This logic has cost us precious time. Russia and China are still not on board and an imperfect sanctions regime is better than none at all in the race against time. With the most intransigent elements of Iran’s ruling elites now firmly in power, temporising has gained the international community nothing. As for engagement, speaking to a regime that concocts enemies abroad to justify repression at home is unlikely to yield a suitable compromise – a system that relies on repression to survive is rarely prone to concessions unless its very survival is in question. Shaking its leaders’ blood-stained hands as if nothing has happened will not buy the West a deal – it will only buy time for the regime.
Widespread popular protests and considerable cracks in the leadership in Tehran have also exposed another aspect of Iran’s power politics which Western diplomats would be foolish to ignore: the regime’s legitimacy rests on shaky ground. The extent of its repression and the inability to fully impose order three months after it rigged the elections are a measure of such internal weakness.
Herein then lies the dilemma for the international community – and especially for Western democracies. Relying on the possibility of an Iranian democratic counterrevolution to unblock the nuclear impasse is more a hope than a strategy. The demise of the Islamic Republic could happen tomorrow, in six months, or in six years. The nuclear programme’s timeline is much shorter.
Understandably then, the US administration still hopes to persuade the regime to relent on its nuclear programme. But Europeans need not face the dilemma of engagement over sanctions. After all, Europe has done both for the last six years, proving that the one does not preclude the other. Henceforth, dialogue with Tehran cannot be had at the price of ignoring the regime’s blatant rigging of the results, its brutal repression of peaceful street protests, and the crackdown on reformist figures across the clerical establishment, the political elites and the media.
A Western strategy to confront Iran must therefore rely on a number of tools, which centre on two goals. First, Iran’s nuclear ambitions must be thwarted at all costs, for a regime that behaves so erratically and brutally against its own people cannot be relied upon to act rationally in international relations. Second, Iran’s people must become a central component of our strategy, as an interested audience if not as an active ally.
In order to ensure the people of Iran remain confident that the West will not sacrifice their aspirations on the altar of a compromise with their torturers, four steps are required. First, diplomatic engagement on the nuclear file; second, symbolic sanctions that signal our displeasure at Iran’s internal conduct and our condemnation of its human rights abuses; third, a strong effort at public diplomacy directed at the Iranian people; and fourth, a concerted strategy of tough economic sanctions to be rolled out the minute that engagement fails.

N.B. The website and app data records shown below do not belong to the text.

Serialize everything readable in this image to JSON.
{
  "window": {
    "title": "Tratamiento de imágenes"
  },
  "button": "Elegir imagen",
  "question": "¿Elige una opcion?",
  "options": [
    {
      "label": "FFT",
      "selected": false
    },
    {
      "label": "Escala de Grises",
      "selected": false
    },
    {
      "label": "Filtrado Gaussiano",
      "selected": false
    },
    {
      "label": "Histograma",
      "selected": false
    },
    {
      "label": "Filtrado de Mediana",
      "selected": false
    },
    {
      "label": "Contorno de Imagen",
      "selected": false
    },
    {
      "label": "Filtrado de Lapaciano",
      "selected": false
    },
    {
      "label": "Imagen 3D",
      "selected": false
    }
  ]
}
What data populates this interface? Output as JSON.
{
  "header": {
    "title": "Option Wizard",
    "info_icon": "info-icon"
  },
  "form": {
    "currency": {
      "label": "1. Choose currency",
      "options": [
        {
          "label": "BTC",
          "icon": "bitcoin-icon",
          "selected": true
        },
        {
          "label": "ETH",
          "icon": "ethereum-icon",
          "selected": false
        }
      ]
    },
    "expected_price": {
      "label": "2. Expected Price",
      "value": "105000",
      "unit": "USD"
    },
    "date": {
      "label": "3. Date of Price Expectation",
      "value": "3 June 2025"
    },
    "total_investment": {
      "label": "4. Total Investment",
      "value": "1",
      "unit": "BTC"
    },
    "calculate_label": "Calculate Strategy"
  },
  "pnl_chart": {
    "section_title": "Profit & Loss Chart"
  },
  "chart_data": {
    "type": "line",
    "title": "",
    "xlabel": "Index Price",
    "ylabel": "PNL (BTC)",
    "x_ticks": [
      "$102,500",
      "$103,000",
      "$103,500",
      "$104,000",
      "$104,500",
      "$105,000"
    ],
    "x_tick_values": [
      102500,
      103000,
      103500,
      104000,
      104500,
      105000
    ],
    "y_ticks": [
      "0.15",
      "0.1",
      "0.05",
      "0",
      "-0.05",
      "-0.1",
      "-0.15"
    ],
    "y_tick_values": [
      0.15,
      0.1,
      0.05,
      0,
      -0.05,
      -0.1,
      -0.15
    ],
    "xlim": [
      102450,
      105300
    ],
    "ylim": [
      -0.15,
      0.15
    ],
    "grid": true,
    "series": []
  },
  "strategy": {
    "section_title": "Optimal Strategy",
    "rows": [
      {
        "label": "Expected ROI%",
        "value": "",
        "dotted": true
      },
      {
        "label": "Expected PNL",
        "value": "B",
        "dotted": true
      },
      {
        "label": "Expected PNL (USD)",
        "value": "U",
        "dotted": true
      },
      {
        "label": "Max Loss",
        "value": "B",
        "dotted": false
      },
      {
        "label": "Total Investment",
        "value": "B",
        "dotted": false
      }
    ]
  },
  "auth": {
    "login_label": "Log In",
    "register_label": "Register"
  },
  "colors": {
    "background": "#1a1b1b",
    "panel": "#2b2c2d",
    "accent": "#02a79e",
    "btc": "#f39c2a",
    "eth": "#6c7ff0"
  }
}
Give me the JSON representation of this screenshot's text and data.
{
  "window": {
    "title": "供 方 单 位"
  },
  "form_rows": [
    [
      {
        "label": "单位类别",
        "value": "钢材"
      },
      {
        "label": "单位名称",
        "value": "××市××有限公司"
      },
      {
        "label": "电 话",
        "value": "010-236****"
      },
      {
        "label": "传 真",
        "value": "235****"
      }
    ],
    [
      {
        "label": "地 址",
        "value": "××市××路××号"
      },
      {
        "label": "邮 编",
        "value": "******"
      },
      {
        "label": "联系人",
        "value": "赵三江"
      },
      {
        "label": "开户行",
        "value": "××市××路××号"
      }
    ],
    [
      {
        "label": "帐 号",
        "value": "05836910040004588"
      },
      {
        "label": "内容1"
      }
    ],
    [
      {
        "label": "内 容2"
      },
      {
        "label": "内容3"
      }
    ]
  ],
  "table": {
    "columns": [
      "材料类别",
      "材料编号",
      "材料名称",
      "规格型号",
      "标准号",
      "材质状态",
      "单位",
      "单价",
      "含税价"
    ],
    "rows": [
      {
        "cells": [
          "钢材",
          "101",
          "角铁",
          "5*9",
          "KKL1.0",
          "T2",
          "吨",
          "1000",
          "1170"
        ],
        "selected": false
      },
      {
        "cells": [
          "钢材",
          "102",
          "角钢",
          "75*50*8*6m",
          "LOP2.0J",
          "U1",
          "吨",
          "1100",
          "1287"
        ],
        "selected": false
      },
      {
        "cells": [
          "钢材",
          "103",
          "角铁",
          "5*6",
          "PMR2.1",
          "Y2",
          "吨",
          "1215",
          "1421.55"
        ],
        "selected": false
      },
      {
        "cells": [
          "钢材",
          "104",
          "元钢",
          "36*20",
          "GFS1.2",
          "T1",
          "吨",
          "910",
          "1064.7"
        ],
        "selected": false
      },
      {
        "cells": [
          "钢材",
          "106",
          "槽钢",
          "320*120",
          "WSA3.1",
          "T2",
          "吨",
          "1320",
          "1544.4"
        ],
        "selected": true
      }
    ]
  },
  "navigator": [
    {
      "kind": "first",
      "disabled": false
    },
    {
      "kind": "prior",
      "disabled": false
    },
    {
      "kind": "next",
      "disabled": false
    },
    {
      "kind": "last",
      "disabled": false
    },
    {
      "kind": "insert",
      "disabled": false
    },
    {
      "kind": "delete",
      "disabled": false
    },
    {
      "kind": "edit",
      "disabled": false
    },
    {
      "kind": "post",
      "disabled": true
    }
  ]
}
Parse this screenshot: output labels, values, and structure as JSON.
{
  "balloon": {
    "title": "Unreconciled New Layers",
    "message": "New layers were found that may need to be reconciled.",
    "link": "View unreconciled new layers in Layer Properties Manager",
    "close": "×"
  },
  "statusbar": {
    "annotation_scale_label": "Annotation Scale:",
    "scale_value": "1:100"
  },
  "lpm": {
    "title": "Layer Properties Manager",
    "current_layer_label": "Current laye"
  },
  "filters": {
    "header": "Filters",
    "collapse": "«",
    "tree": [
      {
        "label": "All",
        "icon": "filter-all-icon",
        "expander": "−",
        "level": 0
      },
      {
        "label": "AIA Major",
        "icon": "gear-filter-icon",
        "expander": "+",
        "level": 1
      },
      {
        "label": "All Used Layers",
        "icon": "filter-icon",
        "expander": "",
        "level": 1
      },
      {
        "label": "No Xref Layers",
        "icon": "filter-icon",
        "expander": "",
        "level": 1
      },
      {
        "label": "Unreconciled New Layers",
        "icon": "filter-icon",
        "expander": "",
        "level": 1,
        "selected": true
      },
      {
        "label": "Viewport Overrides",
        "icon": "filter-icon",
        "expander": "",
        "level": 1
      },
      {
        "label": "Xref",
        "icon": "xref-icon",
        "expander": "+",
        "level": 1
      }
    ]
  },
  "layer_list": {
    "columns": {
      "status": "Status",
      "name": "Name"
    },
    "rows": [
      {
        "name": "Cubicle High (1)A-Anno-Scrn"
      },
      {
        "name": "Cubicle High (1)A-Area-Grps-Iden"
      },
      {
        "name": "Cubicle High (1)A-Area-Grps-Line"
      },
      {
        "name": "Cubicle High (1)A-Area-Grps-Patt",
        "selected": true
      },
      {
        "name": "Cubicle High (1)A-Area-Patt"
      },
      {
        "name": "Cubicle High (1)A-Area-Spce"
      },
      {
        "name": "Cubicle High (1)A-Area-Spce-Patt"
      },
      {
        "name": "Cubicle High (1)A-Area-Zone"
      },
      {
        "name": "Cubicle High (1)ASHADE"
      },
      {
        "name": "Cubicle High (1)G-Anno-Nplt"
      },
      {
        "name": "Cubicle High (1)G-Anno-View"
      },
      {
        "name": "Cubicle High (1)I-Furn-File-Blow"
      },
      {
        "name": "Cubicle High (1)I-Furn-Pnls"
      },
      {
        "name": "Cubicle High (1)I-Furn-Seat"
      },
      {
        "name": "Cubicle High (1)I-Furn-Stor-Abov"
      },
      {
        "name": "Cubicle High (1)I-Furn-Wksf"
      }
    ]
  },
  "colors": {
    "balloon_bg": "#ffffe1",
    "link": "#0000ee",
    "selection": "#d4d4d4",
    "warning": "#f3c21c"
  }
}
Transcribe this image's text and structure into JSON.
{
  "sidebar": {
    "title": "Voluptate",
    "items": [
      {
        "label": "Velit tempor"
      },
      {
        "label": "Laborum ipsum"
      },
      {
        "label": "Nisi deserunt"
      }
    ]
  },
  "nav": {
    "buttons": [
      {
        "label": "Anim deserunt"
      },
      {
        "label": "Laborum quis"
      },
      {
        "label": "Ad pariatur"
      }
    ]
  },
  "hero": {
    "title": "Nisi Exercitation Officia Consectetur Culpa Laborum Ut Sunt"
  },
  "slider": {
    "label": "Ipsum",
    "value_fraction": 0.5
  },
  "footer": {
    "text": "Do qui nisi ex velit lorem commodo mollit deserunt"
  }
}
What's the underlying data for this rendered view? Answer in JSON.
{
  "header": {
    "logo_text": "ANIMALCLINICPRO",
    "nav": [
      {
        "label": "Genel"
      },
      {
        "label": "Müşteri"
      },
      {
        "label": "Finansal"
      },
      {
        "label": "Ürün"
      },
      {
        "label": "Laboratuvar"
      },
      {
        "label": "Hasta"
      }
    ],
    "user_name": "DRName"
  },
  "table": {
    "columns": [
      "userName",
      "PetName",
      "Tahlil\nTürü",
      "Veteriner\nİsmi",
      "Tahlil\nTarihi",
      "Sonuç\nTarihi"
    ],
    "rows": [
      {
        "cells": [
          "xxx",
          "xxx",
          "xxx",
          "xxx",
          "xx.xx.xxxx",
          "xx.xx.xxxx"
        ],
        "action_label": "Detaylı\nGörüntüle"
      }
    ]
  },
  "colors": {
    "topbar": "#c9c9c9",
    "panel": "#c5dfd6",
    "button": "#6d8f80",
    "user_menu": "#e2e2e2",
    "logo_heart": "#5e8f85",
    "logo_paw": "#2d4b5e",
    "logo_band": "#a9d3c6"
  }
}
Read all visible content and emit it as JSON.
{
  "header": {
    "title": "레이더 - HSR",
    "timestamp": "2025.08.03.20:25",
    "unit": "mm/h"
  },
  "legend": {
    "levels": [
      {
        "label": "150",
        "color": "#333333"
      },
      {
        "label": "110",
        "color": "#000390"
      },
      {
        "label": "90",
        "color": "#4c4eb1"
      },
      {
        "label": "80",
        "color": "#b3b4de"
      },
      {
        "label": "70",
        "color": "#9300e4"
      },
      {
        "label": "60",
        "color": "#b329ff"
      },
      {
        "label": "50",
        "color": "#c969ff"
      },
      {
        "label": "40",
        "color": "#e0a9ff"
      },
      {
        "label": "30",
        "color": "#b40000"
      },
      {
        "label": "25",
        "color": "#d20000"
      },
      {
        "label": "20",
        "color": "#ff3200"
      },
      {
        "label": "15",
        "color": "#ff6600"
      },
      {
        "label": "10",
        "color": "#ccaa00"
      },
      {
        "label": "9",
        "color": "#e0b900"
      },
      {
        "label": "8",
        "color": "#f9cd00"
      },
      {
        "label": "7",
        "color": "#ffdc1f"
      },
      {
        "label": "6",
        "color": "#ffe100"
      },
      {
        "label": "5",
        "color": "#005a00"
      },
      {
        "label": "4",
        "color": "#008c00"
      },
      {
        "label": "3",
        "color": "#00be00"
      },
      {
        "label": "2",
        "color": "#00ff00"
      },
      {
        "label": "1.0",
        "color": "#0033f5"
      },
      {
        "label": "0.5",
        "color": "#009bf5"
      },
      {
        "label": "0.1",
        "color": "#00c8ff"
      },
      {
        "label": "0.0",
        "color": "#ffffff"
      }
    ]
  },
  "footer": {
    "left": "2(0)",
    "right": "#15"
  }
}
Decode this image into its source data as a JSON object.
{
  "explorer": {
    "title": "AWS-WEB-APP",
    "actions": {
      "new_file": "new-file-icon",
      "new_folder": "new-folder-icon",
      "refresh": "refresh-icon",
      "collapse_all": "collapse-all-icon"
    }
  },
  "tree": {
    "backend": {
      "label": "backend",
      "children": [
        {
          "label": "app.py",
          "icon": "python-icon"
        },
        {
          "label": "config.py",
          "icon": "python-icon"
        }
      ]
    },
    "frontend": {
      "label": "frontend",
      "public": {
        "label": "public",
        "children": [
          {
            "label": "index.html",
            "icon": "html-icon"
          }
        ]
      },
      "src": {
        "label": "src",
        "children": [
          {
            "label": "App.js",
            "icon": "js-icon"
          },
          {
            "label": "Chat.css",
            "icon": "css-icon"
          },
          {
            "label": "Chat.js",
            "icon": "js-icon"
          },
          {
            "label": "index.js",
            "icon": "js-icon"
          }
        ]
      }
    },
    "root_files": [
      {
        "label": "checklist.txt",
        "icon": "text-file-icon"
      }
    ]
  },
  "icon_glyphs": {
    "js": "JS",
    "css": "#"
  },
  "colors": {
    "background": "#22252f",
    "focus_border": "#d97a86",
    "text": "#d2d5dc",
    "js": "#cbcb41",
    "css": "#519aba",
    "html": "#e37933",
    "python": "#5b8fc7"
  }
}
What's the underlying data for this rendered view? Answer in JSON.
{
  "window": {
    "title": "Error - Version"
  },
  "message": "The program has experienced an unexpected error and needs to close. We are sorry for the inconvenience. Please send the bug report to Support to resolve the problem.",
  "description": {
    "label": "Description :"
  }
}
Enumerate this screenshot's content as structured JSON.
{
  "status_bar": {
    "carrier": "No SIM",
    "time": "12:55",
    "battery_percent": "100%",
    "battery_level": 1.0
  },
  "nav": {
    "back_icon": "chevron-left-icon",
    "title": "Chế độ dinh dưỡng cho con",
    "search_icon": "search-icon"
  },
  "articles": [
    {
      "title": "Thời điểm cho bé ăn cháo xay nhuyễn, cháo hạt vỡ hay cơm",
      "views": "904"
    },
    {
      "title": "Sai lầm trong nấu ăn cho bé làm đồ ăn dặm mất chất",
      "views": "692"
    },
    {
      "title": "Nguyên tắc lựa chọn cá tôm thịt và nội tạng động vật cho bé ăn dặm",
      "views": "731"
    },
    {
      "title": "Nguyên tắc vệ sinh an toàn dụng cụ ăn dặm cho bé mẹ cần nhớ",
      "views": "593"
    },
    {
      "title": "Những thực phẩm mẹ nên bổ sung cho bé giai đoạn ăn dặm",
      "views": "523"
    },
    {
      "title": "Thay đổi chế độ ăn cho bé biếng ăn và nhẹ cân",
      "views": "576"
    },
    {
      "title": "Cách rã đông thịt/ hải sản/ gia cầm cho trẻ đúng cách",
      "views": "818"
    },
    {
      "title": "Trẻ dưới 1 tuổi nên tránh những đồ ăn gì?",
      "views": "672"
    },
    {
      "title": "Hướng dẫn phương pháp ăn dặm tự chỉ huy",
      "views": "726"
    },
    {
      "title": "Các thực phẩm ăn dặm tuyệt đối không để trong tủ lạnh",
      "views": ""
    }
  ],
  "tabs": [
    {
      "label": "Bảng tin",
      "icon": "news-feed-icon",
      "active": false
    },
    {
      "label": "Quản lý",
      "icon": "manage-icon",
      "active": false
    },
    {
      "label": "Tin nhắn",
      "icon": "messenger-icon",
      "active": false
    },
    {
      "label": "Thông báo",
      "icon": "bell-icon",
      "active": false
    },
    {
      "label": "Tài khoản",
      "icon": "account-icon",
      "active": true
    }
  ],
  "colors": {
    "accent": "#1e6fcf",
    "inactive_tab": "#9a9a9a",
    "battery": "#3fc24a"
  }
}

Recent events have cast serious doubt on the possibility that engagement can work. Yet engagement has its value. It gives time to convince recalcitrant allies and sceptics of sanctions that all avenues for compromise have been sufficiently tried. It gives the regime a chance to change behaviour. And it communicates to the Iranian people that the West is ready to talk to Iran before it inflicts economic pain on its people. It puts the burden of failure on the regime itself.
That is why immediately adopting a set of largely symbolic and diplomatic measures would have several important benefits. It would signal to Iran’s dissidents that they are not alone, but it would also enable the West to modulate its sanctions strategy, hitting now but leaving the heavy ammunition for later.
The West stands for democracy and human rights. Iran’s regime has shown its true face as a crude violator of both. Isolating it by recalling Western ambassadors, denying visas or transit rights to senior Iranian officials involved in the repression, suspending bilateral cultural and trade dialogue until further notice are all arsenals in our diplomatic toolkit. None of these measures would hurt the chances of a nuclear deal; none would thwart US engagement. But they would allow a gradual escalation of sanctions should that policy be chosen later by America and its allies.
Our indifference to Iran’s human rights abuses did not help our diplomatic agenda before June 12 – and it may now help the regime feel confident that its internal repression is cost-free. Morally, Western democracies cannot afford to be bystanders. They should exact a heavy price from Iran for its brutal ways.